I was only eighteen when we decided to run away. For a while we were as thick as pillows. I once give her a black eye and she refused to take it. Then a split lip. She refused that too. How could I express my feelings for her? I became panic-stricken and confused. I began to speak with an American accent and wear lip gloss on my nose. Then it became all surface, a calamity, my stomach ulcer made its debut in Bjornson's Mary Stuart as a lord with one line to speak. The ulcer became inconsolable and used to shut itself in the washing machine and weep. It finally left to join a group of painters and writers in a village in France. It writes occasionally but still forgets to include two 'C's.

My marriage to Beta disintegrated and we began to despise each other. She always appeared drunk at half-past nine each morning - one hour after me - which I found irritating and deplorable. I became tired of sweat and perfume so we give our dog to a neighbour. It now works as a Security Consultant at a large Parisian department store. It has nothing more in the world to hope for.

Sometimes I think of Beta ... the half-light, how her heart never deceived me, our time spent together hugging, kissing, playing with each other, and talking about the angle a bowler hat should be worn. Of course, we were both temperamental ... our failure to communicate struck us both dumb. We once met unexpectedly in a shop window display. We both had toneless voices and frightened each other. As we said goodbye I fell down a hole in the sidewalk. It made us smile and laugh. For a moment we both felt liberated. As I dare say the people watching on the sidelines also did.

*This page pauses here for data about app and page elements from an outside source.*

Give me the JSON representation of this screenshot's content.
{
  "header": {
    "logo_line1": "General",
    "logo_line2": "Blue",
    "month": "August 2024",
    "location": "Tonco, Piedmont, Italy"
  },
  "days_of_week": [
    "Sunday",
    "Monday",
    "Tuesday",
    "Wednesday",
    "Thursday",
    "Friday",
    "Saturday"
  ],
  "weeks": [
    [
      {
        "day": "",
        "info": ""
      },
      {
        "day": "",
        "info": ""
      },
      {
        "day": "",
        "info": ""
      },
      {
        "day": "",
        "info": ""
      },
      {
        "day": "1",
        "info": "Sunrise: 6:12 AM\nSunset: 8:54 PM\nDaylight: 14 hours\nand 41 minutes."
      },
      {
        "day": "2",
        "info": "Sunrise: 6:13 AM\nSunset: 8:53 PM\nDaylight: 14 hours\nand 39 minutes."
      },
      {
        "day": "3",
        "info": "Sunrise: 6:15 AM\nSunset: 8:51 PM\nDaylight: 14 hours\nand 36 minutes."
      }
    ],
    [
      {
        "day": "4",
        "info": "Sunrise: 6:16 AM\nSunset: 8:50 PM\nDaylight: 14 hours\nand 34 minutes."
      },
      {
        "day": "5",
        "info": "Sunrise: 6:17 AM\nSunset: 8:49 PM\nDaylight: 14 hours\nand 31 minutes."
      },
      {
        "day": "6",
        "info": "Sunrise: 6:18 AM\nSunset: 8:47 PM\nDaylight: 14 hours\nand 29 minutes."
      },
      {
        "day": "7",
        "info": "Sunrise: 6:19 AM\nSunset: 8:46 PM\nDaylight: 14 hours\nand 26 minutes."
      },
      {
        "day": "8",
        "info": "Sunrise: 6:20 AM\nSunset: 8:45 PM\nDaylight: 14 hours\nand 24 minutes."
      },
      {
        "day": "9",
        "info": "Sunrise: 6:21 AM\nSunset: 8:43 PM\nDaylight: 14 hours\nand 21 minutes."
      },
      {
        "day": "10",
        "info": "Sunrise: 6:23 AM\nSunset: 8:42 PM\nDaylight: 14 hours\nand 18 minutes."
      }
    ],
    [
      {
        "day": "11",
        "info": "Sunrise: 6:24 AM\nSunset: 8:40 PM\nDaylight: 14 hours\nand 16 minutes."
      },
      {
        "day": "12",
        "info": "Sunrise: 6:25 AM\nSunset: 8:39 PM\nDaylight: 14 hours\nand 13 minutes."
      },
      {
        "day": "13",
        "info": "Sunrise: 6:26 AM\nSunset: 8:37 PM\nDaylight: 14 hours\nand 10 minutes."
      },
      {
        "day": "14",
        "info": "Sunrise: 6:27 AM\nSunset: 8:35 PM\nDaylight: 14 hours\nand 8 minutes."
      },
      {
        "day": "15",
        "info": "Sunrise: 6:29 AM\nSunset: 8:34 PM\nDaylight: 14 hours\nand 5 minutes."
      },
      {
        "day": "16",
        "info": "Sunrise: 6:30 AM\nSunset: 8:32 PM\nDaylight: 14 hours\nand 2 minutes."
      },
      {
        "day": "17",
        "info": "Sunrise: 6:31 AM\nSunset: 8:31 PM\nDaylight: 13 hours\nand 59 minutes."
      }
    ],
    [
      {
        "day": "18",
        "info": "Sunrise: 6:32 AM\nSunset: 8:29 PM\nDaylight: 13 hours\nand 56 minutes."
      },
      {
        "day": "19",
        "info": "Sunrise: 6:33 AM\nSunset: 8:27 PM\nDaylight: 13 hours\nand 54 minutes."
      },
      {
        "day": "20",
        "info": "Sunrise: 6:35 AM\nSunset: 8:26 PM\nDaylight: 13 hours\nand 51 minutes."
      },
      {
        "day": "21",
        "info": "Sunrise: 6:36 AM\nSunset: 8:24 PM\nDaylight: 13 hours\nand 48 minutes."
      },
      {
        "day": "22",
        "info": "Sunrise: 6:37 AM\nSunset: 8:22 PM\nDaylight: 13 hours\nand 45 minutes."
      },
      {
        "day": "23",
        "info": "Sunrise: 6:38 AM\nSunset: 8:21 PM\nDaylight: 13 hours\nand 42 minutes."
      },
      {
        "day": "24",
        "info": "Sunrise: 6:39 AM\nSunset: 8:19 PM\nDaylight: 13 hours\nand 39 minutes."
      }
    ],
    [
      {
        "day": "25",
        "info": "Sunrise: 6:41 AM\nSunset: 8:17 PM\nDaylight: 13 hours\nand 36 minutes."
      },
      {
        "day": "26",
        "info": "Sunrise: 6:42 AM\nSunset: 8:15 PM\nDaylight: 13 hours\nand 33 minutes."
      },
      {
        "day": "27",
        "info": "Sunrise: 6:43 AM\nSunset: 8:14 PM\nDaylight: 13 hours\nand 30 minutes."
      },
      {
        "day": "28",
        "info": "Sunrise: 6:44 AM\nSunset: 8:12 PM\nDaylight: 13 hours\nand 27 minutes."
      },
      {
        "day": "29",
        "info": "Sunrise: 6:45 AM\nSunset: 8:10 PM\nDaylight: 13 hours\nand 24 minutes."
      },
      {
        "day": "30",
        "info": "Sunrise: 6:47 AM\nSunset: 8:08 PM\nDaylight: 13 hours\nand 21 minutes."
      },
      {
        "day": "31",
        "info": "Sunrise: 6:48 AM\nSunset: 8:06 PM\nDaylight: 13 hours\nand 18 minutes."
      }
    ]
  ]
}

*
Reflections: While in New York in March 2008 my wife, Sylvia, and I attended a production of The Seagull by Anton Chekhov at the Classic Stage Company. I've always enjoyed this mysterious and mystical play. It shows one can be separated by centuries, continents, and language from an author, playwright, etc., and still find their works compelling. This play still resonates with a contemporary audience and touches upon eternal and important questions about life.

We were lucky to get tickets and be seated in a side front row. The play and cast were outstanding. The actors included Dianne Wiest, Alan Cumming, and Kelli Garner who was especially remarkable as Nina.

Sylvia and I had the good fortune to speak with Dianne, Alan, and Kelli after the performance. I was astounded when Kelli said she had been playing to me during the performance. I felt honoured and felt an irresistible urge to tell everybody within shouting distance and beyond. As Kelli, a gifted young actor, and a strikingly beautiful girl, walked away into the dark, rainy night, my wife touched my arm and brought me back to reality.

Comments

LENORENEVERMORE said…
dang* for reality sometimes...
;)
Susan Deborah said…
I like the way you have the 'reflections' at the fag end of the post. Again dwelling on memories: It reminds me of the animal stories which have 'moral' at the end. You continue to impress me with your writing which is frank, tender, real and quite reflective.

Keep writing.

Joy always,
Susan